Records provided section start

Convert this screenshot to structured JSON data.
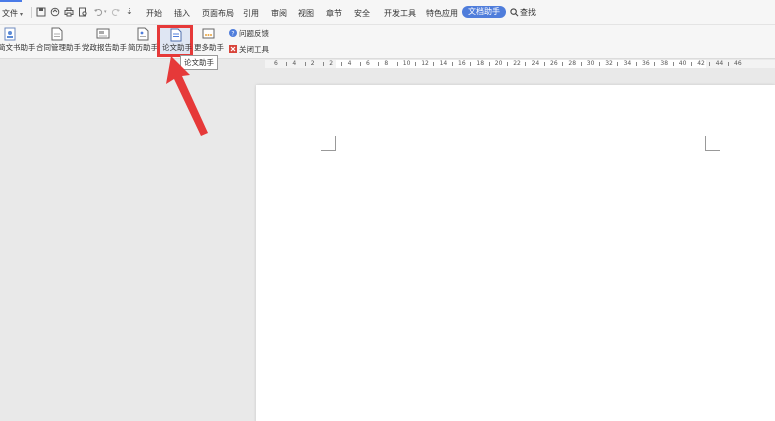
{
  "menubar": {
    "file_label": "文件",
    "tabs": [
      {
        "label": "开始",
        "active": false
      },
      {
        "label": "插入",
        "active": false
      },
      {
        "label": "页面布局",
        "active": false
      },
      {
        "label": "引用",
        "active": false
      },
      {
        "label": "审阅",
        "active": false
      },
      {
        "label": "视图",
        "active": false
      },
      {
        "label": "章节",
        "active": false
      },
      {
        "label": "安全",
        "active": false
      },
      {
        "label": "开发工具",
        "active": false
      },
      {
        "label": "特色应用",
        "active": false
      },
      {
        "label": "文档助手",
        "active": true
      }
    ],
    "search_label": "查找",
    "quick_access": [
      "save-icon",
      "export-pdf-icon",
      "print-icon",
      "print-preview-icon",
      "undo-icon",
      "redo-icon",
      "customize-icon"
    ]
  },
  "ribbon": {
    "buttons": [
      {
        "label": "简文书助手",
        "icon": "person-doc-icon"
      },
      {
        "label": "合同管理助手",
        "icon": "contract-doc-icon"
      },
      {
        "label": "党政报告助手",
        "icon": "report-doc-icon"
      },
      {
        "label": "简历助手",
        "icon": "resume-doc-icon"
      },
      {
        "label": "论文助手",
        "icon": "thesis-doc-icon",
        "highlighted": true
      },
      {
        "label": "更多助手",
        "icon": "more-assistants-icon"
      }
    ],
    "feedback_label": "问题反馈",
    "close_tool_label": "关闭工具"
  },
  "tooltip": {
    "text": "论文助手"
  },
  "ruler": {
    "labels": [
      "6",
      "4",
      "2",
      "2",
      "4",
      "6",
      "8",
      "10",
      "12",
      "14",
      "16",
      "18",
      "20",
      "22",
      "24",
      "26",
      "28",
      "30",
      "32",
      "34",
      "36",
      "38",
      "40",
      "42",
      "44",
      "46"
    ]
  },
  "colors": {
    "accent": "#4f7ddb",
    "highlight_box": "#e63939",
    "arrow": "#e63939"
  }
}
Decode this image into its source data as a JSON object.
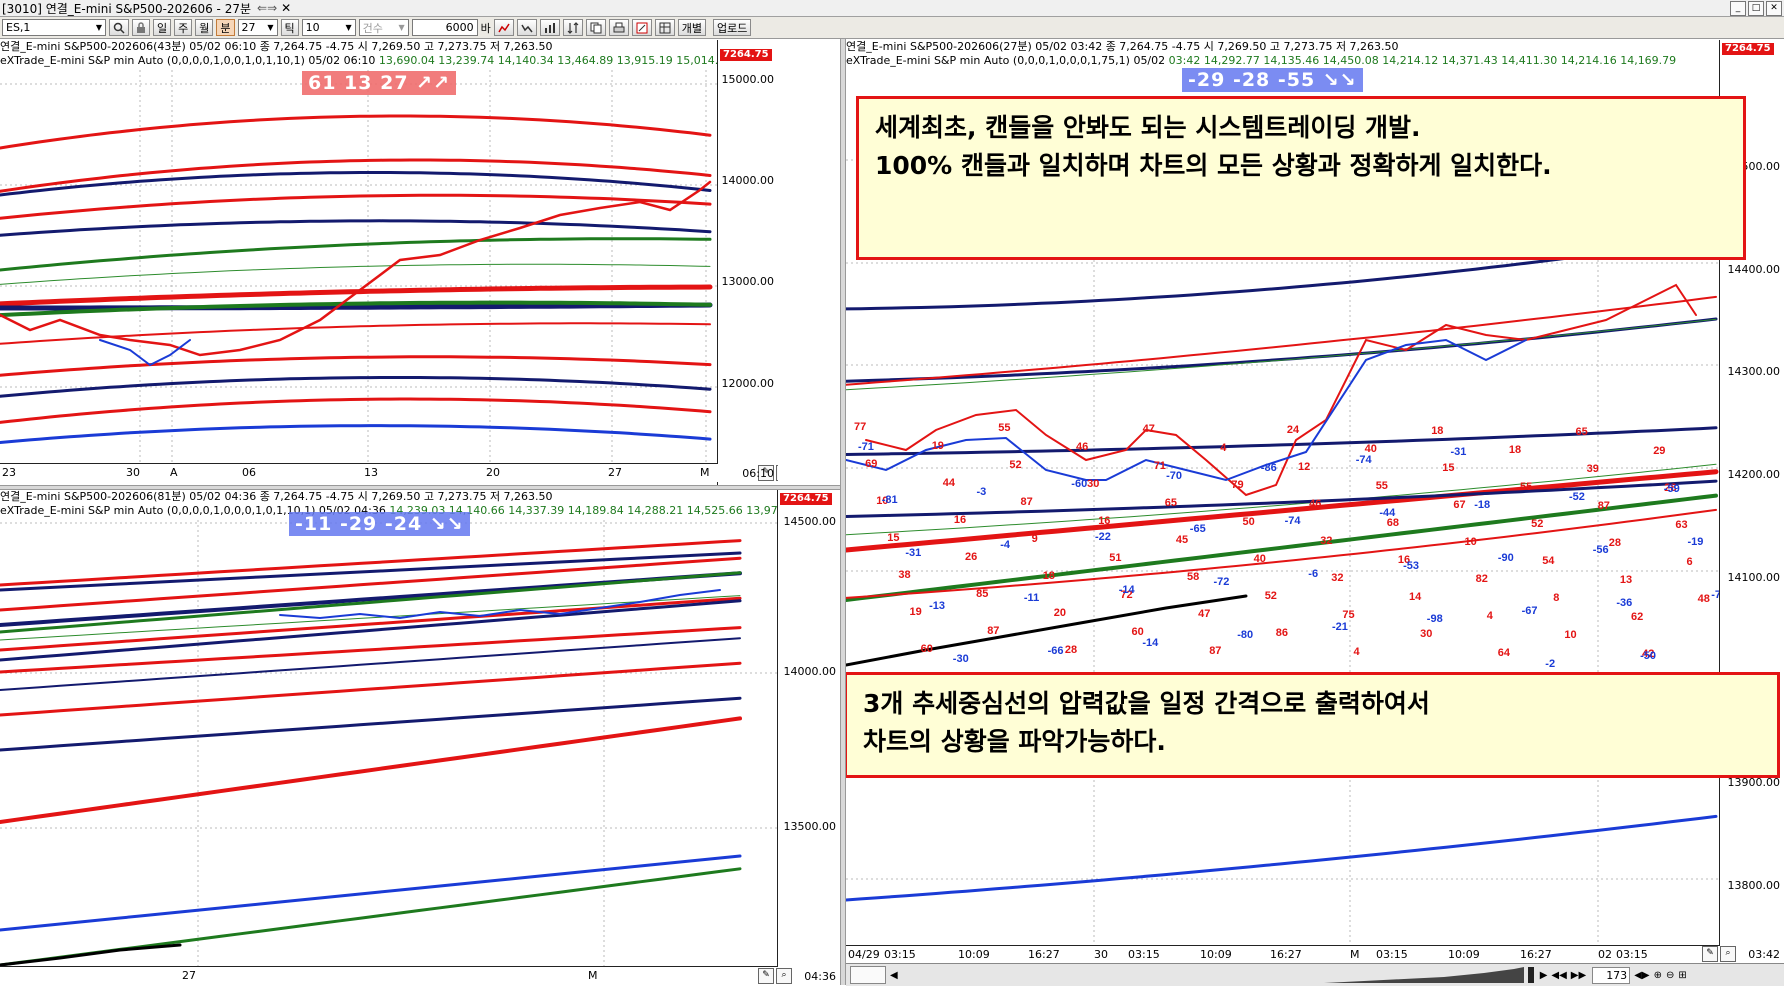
{
  "window": {
    "title": "[3010] 연결_E-mini S&P500-202606 - 27분",
    "title_icons": "⇐⇒",
    "close_glyph": "✕",
    "ctrl_min": "_",
    "ctrl_max": "□",
    "ctrl_close": "✕"
  },
  "toolbar": {
    "symbol": "ES,1",
    "btn_day": "일",
    "btn_week": "주",
    "btn_month": "월",
    "btn_min": "분",
    "interval": "27",
    "btn_tick": "틱",
    "count": "10",
    "qty_label": "건수",
    "qty_value": "6000",
    "bar_label": "바",
    "btn_individual": "개별",
    "btn_upload": "업로드",
    "dropdown_glyph": "▼"
  },
  "panels": {
    "top_left": {
      "header1": "연결_E-mini S&P500-202606(43분) 05/02 06:10   종 7,264.75  -4.75    시 7,269.50  고 7,273.75  저 7,263.50",
      "header2_label": "eXTrade_E-mini S&P min Auto  (0,0,0,0,1,0,0,1,0,1,10,1) 05/02 06:10",
      "header2_values": "13,690.04  13,239.74  14,140.34  13,464.89  13,915.19  15,014.99  12,83",
      "price_tag": "7264.75",
      "badge": "61  13  27 ↗↗",
      "y_ticks": [
        "15000.00",
        "14000.00",
        "13000.00",
        "12000.00"
      ],
      "x_ticks": [
        "23",
        "30",
        "A",
        "06",
        "13",
        "20",
        "27",
        "M"
      ],
      "time": "06:10"
    },
    "bottom_left": {
      "header1": "연결_E-mini S&P500-202606(81분) 05/02 04:36   종 7,264.75  -4.75    시 7,269.50  고 7,273.75  저 7,263.50",
      "header2_label": "eXTrade_E-mini S&P min Auto  (0,0,0,0,1,0,0,0,1,0,1,10,1) 05/02 04:36",
      "header2_values": "14,239.03  14,140.66  14,337.39  14,189.84  14,288.21  14,525.66  13,97",
      "price_tag": "7264.75",
      "badge": "-11  -29  -24 ↘↘",
      "y_ticks": [
        "14500.00",
        "14000.00",
        "13500.00"
      ],
      "x_ticks": [
        "27",
        "M"
      ],
      "time": "04:36"
    },
    "right": {
      "header1": "연결_E-mini S&P500-202606(27분) 05/02 03:42   종 7,264.75  -4.75    시 7,269.50  고 7,273.75  저 7,263.50",
      "header2_label": "eXTrade_E-mini S&P min Auto  (0,0,0,1,0,0,0,1,75,1) 05/02",
      "header2_values": "03:42  14,292.77  14,135.46  14,450.08  14,214.12  14,371.43  14,411.30  14,214.16  14,169.79",
      "price_tag": "7264.75",
      "badge": "-29  -28  -55 ↘↘",
      "y_ticks": [
        "14500.00",
        "14400.00",
        "14300.00",
        "14200.00",
        "14100.00",
        "14000.00",
        "13900.00",
        "13800.00"
      ],
      "x_ticks": [
        "04/29",
        "03:15",
        "10:09",
        "16:27",
        "30",
        "03:15",
        "10:09",
        "16:27",
        "M",
        "03:15",
        "10:09",
        "16:27",
        "02",
        "03:15"
      ],
      "time": "03:42",
      "callout_top_line1": "세계최초, 캔들을 안봐도 되는 시스템트레이딩 개발.",
      "callout_top_line2": "100% 캔들과 일치하며 차트의 모든 상황과 정확하게 일치한다.",
      "callout_bottom_line1": "3개 추세중심선의 압력값을 일정 간격으로 출력하여서",
      "callout_bottom_line2": "차트의 상황을 파악가능하다.",
      "red_labels": [
        "77",
        "69",
        "10",
        "15",
        "38",
        "19",
        "60",
        "19",
        "44",
        "16",
        "26",
        "85",
        "87",
        "55",
        "52",
        "87",
        "9",
        "18",
        "20",
        "28",
        "46",
        "30",
        "16",
        "51",
        "72",
        "60",
        "47",
        "71",
        "65",
        "45",
        "58",
        "47",
        "87",
        "4",
        "79",
        "50",
        "40",
        "52",
        "86",
        "24",
        "12",
        "46",
        "32",
        "32",
        "75",
        "4",
        "40",
        "55",
        "68",
        "16",
        "14",
        "30",
        "18",
        "15",
        "67",
        "10",
        "82",
        "4",
        "64",
        "18",
        "55",
        "52",
        "54",
        "8",
        "10",
        "65",
        "39",
        "87",
        "28",
        "13",
        "62",
        "42",
        "29",
        "28",
        "63",
        "6",
        "48"
      ],
      "blue_labels": [
        "-71",
        "-81",
        "-31",
        "-13",
        "-30",
        "-3",
        "-4",
        "-11",
        "-66",
        "-60",
        "-22",
        "-14",
        "-14",
        "-70",
        "-65",
        "-72",
        "-80",
        "-86",
        "-74",
        "-6",
        "-21",
        "-74",
        "-44",
        "-53",
        "-98",
        "-31",
        "-18",
        "-90",
        "-67",
        "-2",
        "-52",
        "-56",
        "-36",
        "-50",
        "-59",
        "-19",
        "-71"
      ]
    }
  },
  "statusbar": {
    "page_count": "173"
  },
  "colors": {
    "red": "#e31414",
    "blue": "#1a3bd6",
    "navy": "#131a6e",
    "green": "#1e7a1e",
    "thin_green": "#2d8c2d",
    "callout_bg": "#fffed6",
    "badge_red": "#f06e6e",
    "badge_blue": "#6478f0"
  }
}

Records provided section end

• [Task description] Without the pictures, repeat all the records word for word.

• [Solution below]
Convert this screenshot to structured JSON data.
{
  "menubar": {
    "file_label": "文件",
    "tabs": [
      {
        "label": "开始",
        "active": false
      },
      {
        "label": "插入",
        "active": false
      },
      {
        "label": "页面布局",
        "active": false
      },
      {
        "label": "引用",
        "active": false
      },
      {
        "label": "审阅",
        "active": false
      },
      {
        "label": "视图",
        "active": false
      },
      {
        "label": "章节",
        "active": false
      },
      {
        "label": "安全",
        "active": false
      },
      {
        "label": "开发工具",
        "active": false
      },
      {
        "label": "特色应用",
        "active": false
      },
      {
        "label": "文档助手",
        "active": true
      }
    ],
    "search_label": "查找",
    "quick_access": [
      "save-icon",
      "export-pdf-icon",
      "print-icon",
      "print-preview-icon",
      "undo-icon",
      "redo-icon",
      "customize-icon"
    ]
  },
  "ribbon": {
    "buttons": [
      {
        "label": "简文书助手",
        "icon": "person-doc-icon"
      },
      {
        "label": "合同管理助手",
        "icon": "contract-doc-icon"
      },
      {
        "label": "党政报告助手",
        "icon": "report-doc-icon"
      },
      {
        "label": "简历助手",
        "icon": "resume-doc-icon"
      },
      {
        "label": "论文助手",
        "icon": "thesis-doc-icon",
        "highlighted": true
      },
      {
        "label": "更多助手",
        "icon": "more-assistants-icon"
      }
    ],
    "feedback_label": "问题反馈",
    "close_tool_label": "关闭工具"
  },
  "tooltip": {
    "text": "论文助手"
  },
  "ruler": {
    "labels": [
      "6",
      "4",
      "2",
      "2",
      "4",
      "6",
      "8",
      "10",
      "12",
      "14",
      "16",
      "18",
      "20",
      "22",
      "24",
      "26",
      "28",
      "30",
      "32",
      "34",
      "36",
      "38",
      "40",
      "42",
      "44",
      "46"
    ]
  },
  "colors": {
    "accent": "#4f7ddb",
    "highlight_box": "#e63939",
    "arrow": "#e63939"
  }
}
Decode this image into its source data as a JSON object.
{
  "window": {
    "title": "[3010] 연결_E-mini S&P500-202606 - 27분",
    "title_icons": "⇐⇒",
    "close_glyph": "✕",
    "ctrl_min": "_",
    "ctrl_max": "□",
    "ctrl_close": "✕"
  },
  "toolbar": {
    "symbol": "ES,1",
    "btn_day": "일",
    "btn_week": "주",
    "btn_month": "월",
    "btn_min": "분",
    "interval": "27",
    "btn_tick": "틱",
    "count": "10",
    "qty_label": "건수",
    "qty_value": "6000",
    "bar_label": "바",
    "btn_individual": "개별",
    "btn_upload": "업로드",
    "dropdown_glyph": "▼"
  },
  "panels": {
    "top_left": {
      "header1": "연결_E-mini S&P500-202606(43분) 05/02 06:10   종 7,264.75  -4.75    시 7,269.50  고 7,273.75  저 7,263.50",
      "header2_label": "eXTrade_E-mini S&P min Auto  (0,0,0,0,1,0,0,1,0,1,10,1) 05/02 06:10",
      "header2_values": "13,690.04  13,239.74  14,140.34  13,464.89  13,915.19  15,014.99  12,83",
      "price_tag": "7264.75",
      "badge": "61  13  27 ↗↗",
      "y_ticks": [
        "15000.00",
        "14000.00",
        "13000.00",
        "12000.00"
      ],
      "x_ticks": [
        "23",
        "30",
        "A",
        "06",
        "13",
        "20",
        "27",
        "M"
      ],
      "time": "06:10"
    },
    "bottom_left": {
      "header1": "연결_E-mini S&P500-202606(81분) 05/02 04:36   종 7,264.75  -4.75    시 7,269.50  고 7,273.75  저 7,263.50",
      "header2_label": "eXTrade_E-mini S&P min Auto  (0,0,0,0,1,0,0,0,1,0,1,10,1) 05/02 04:36",
      "header2_values": "14,239.03  14,140.66  14,337.39  14,189.84  14,288.21  14,525.66  13,97",
      "price_tag": "7264.75",
      "badge": "-11  -29  -24 ↘↘",
      "y_ticks": [
        "14500.00",
        "14000.00",
        "13500.00"
      ],
      "x_ticks": [
        "27",
        "M"
      ],
      "time": "04:36"
    },
    "right": {
      "header1": "연결_E-mini S&P500-202606(27분) 05/02 03:42   종 7,264.75  -4.75    시 7,269.50  고 7,273.75  저 7,263.50",
      "header2_label": "eXTrade_E-mini S&P min Auto  (0,0,0,1,0,0,0,1,75,1) 05/02",
      "header2_values": "03:42  14,292.77  14,135.46  14,450.08  14,214.12  14,371.43  14,411.30  14,214.16  14,169.79",
      "price_tag": "7264.75",
      "badge": "-29  -28  -55 ↘↘",
      "y_ticks": [
        "14500.00",
        "14400.00",
        "14300.00",
        "14200.00",
        "14100.00",
        "14000.00",
        "13900.00",
        "13800.00"
      ],
      "x_ticks": [
        "04/29",
        "03:15",
        "10:09",
        "16:27",
        "30",
        "03:15",
        "10:09",
        "16:27",
        "M",
        "03:15",
        "10:09",
        "16:27",
        "02",
        "03:15"
      ],
      "time": "03:42",
      "callout_top_line1": "세계최초, 캔들을 안봐도 되는 시스템트레이딩 개발.",
      "callout_top_line2": "100% 캔들과 일치하며 차트의 모든 상황과 정확하게 일치한다.",
      "callout_bottom_line1": "3개 추세중심선의 압력값을 일정 간격으로 출력하여서",
      "callout_bottom_line2": "차트의 상황을 파악가능하다.",
      "red_labels": [
        "77",
        "69",
        "10",
        "15",
        "38",
        "19",
        "60",
        "19",
        "44",
        "16",
        "26",
        "85",
        "87",
        "55",
        "52",
        "87",
        "9",
        "18",
        "20",
        "28",
        "46",
        "30",
        "16",
        "51",
        "72",
        "60",
        "47",
        "71",
        "65",
        "45",
        "58",
        "47",
        "87",
        "4",
        "79",
        "50",
        "40",
        "52",
        "86",
        "24",
        "12",
        "46",
        "32",
        "32",
        "75",
        "4",
        "40",
        "55",
        "68",
        "16",
        "14",
        "30",
        "18",
        "15",
        "67",
        "10",
        "82",
        "4",
        "64",
        "18",
        "55",
        "52",
        "54",
        "8",
        "10",
        "65",
        "39",
        "87",
        "28",
        "13",
        "62",
        "42",
        "29",
        "28",
        "63",
        "6",
        "48"
      ],
      "blue_labels": [
        "-71",
        "-81",
        "-31",
        "-13",
        "-30",
        "-3",
        "-4",
        "-11",
        "-66",
        "-60",
        "-22",
        "-14",
        "-14",
        "-70",
        "-65",
        "-72",
        "-80",
        "-86",
        "-74",
        "-6",
        "-21",
        "-74",
        "-44",
        "-53",
        "-98",
        "-31",
        "-18",
        "-90",
        "-67",
        "-2",
        "-52",
        "-56",
        "-36",
        "-50",
        "-59",
        "-19",
        "-71"
      ]
    }
  },
  "statusbar": {
    "page_count": "173"
  },
  "colors": {
    "red": "#e31414",
    "blue": "#1a3bd6",
    "navy": "#131a6e",
    "green": "#1e7a1e",
    "thin_green": "#2d8c2d",
    "callout_bg": "#fffed6",
    "badge_red": "#f06e6e",
    "badge_blue": "#6478f0"
  }
}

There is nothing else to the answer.